***** Exercise materials

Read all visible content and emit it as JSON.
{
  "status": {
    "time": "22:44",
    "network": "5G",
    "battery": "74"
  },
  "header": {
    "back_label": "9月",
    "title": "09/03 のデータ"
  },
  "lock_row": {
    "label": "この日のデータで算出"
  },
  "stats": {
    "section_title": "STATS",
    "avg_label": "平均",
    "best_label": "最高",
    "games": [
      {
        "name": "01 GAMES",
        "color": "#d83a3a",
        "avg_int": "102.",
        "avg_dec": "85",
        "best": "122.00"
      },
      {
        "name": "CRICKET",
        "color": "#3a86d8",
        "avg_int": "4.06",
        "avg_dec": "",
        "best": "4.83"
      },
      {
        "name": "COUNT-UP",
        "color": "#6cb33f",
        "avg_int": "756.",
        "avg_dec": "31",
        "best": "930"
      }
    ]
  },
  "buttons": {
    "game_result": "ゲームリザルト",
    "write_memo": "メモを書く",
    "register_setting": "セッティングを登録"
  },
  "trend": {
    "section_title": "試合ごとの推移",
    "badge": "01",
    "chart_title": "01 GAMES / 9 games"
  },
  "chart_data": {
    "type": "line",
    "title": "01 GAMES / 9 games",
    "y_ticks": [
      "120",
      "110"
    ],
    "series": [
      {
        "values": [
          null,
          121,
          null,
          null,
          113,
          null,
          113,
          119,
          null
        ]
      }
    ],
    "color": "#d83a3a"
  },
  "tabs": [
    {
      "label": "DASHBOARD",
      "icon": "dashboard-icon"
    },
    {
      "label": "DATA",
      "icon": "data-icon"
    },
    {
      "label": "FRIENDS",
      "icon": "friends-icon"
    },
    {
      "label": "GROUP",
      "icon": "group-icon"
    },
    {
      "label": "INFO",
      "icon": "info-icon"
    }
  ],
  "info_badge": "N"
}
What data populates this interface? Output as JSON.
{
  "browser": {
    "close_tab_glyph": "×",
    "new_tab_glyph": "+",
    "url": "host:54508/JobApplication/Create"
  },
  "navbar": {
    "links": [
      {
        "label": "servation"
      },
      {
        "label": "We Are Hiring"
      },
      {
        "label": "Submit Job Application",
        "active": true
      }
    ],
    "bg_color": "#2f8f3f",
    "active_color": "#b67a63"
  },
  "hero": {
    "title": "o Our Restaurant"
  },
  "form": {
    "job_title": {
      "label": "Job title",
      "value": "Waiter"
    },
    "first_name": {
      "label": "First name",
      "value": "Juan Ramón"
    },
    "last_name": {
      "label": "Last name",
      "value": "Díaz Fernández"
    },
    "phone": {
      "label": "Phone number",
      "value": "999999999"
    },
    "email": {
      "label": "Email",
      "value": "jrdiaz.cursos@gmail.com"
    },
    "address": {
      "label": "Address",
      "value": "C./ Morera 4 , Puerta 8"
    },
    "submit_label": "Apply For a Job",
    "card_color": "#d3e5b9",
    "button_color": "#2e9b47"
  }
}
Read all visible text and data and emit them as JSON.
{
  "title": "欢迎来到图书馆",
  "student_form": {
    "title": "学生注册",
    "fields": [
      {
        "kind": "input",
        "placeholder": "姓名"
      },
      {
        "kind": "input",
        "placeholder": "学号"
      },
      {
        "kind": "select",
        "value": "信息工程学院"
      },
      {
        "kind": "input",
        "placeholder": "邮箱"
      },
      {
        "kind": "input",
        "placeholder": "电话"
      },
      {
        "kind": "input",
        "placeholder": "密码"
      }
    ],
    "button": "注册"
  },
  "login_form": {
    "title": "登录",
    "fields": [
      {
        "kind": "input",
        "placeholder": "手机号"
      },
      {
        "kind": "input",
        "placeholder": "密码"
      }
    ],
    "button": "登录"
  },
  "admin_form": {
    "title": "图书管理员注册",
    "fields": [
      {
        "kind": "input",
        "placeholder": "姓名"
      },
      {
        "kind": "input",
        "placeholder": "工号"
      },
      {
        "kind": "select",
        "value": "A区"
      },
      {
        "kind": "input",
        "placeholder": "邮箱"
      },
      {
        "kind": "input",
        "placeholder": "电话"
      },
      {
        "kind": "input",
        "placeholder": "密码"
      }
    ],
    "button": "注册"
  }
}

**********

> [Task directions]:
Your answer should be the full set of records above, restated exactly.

> [Written response]:
Read all visible content and emit it as JSON.
{
  "status": {
    "time": "22:44",
    "network": "5G",
    "battery": "74"
  },
  "header": {
    "back_label": "9月",
    "title": "09/03 のデータ"
  },
  "lock_row": {
    "label": "この日のデータで算出"
  },
  "stats": {
    "section_title": "STATS",
    "avg_label": "平均",
    "best_label": "最高",
    "games": [
      {
        "name": "01 GAMES",
        "color": "#d83a3a",
        "avg_int": "102.",
        "avg_dec": "85",
        "best": "122.00"
      },
      {
        "name": "CRICKET",
        "color": "#3a86d8",
        "avg_int": "4.06",
        "avg_dec": "",
        "best": "4.83"
      },
      {
        "name": "COUNT-UP",
        "color": "#6cb33f",
        "avg_int": "756.",
        "avg_dec": "31",
        "best": "930"
      }
    ]
  },
  "buttons": {
    "game_result": "ゲームリザルト",
    "write_memo": "メモを書く",
    "register_setting": "セッティングを登録"
  },
  "trend": {
    "section_title": "試合ごとの推移",
    "badge": "01",
    "chart_title": "01 GAMES / 9 games"
  },
  "chart_data": {
    "type": "line",
    "title": "01 GAMES / 9 games",
    "y_ticks": [
      "120",
      "110"
    ],
    "series": [
      {
        "values": [
          null,
          121,
          null,
          null,
          113,
          null,
          113,
          119,
          null
        ]
      }
    ],
    "color": "#d83a3a"
  },
  "tabs": [
    {
      "label": "DASHBOARD",
      "icon": "dashboard-icon"
    },
    {
      "label": "DATA",
      "icon": "data-icon"
    },
    {
      "label": "FRIENDS",
      "icon": "friends-icon"
    },
    {
      "label": "GROUP",
      "icon": "group-icon"
    },
    {
      "label": "INFO",
      "icon": "info-icon"
    }
  ],
  "info_badge": "N"
}
What data populates this interface? Output as JSON.
{
  "browser": {
    "close_tab_glyph": "×",
    "new_tab_glyph": "+",
    "url": "host:54508/JobApplication/Create"
  },
  "navbar": {
    "links": [
      {
        "label": "servation"
      },
      {
        "label": "We Are Hiring"
      },
      {
        "label": "Submit Job Application",
        "active": true
      }
    ],
    "bg_color": "#2f8f3f",
    "active_color": "#b67a63"
  },
  "hero": {
    "title": "o Our Restaurant"
  },
  "form": {
    "job_title": {
      "label": "Job title",
      "value": "Waiter"
    },
    "first_name": {
      "label": "First name",
      "value": "Juan Ramón"
    },
    "last_name": {
      "label": "Last name",
      "value": "Díaz Fernández"
    },
    "phone": {
      "label": "Phone number",
      "value": "999999999"
    },
    "email": {
      "label": "Email",
      "value": "jrdiaz.cursos@gmail.com"
    },
    "address": {
      "label": "Address",
      "value": "C./ Morera 4 , Puerta 8"
    },
    "submit_label": "Apply For a Job",
    "card_color": "#d3e5b9",
    "button_color": "#2e9b47"
  }
}
Read all visible text and data and emit them as JSON.
{
  "title": "欢迎来到图书馆",
  "student_form": {
    "title": "学生注册",
    "fields": [
      {
        "kind": "input",
        "placeholder": "姓名"
      },
      {
        "kind": "input",
        "placeholder": "学号"
      },
      {
        "kind": "select",
        "value": "信息工程学院"
      },
      {
        "kind": "input",
        "placeholder": "邮箱"
      },
      {
        "kind": "input",
        "placeholder": "电话"
      },
      {
        "kind": "input",
        "placeholder": "密码"
      }
    ],
    "button": "注册"
  },
  "login_form": {
    "title": "登录",
    "fields": [
      {
        "kind": "input",
        "placeholder": "手机号"
      },
      {
        "kind": "input",
        "placeholder": "密码"
      }
    ],
    "button": "登录"
  },
  "admin_form": {
    "title": "图书管理员注册",
    "fields": [
      {
        "kind": "input",
        "placeholder": "姓名"
      },
      {
        "kind": "input",
        "placeholder": "工号"
      },
      {
        "kind": "select",
        "value": "A区"
      },
      {
        "kind": "input",
        "placeholder": "邮箱"
      },
      {
        "kind": "input",
        "placeholder": "电话"
      },
      {
        "kind": "input",
        "placeholder": "密码"
      }
    ],
    "button": "注册"
  }
}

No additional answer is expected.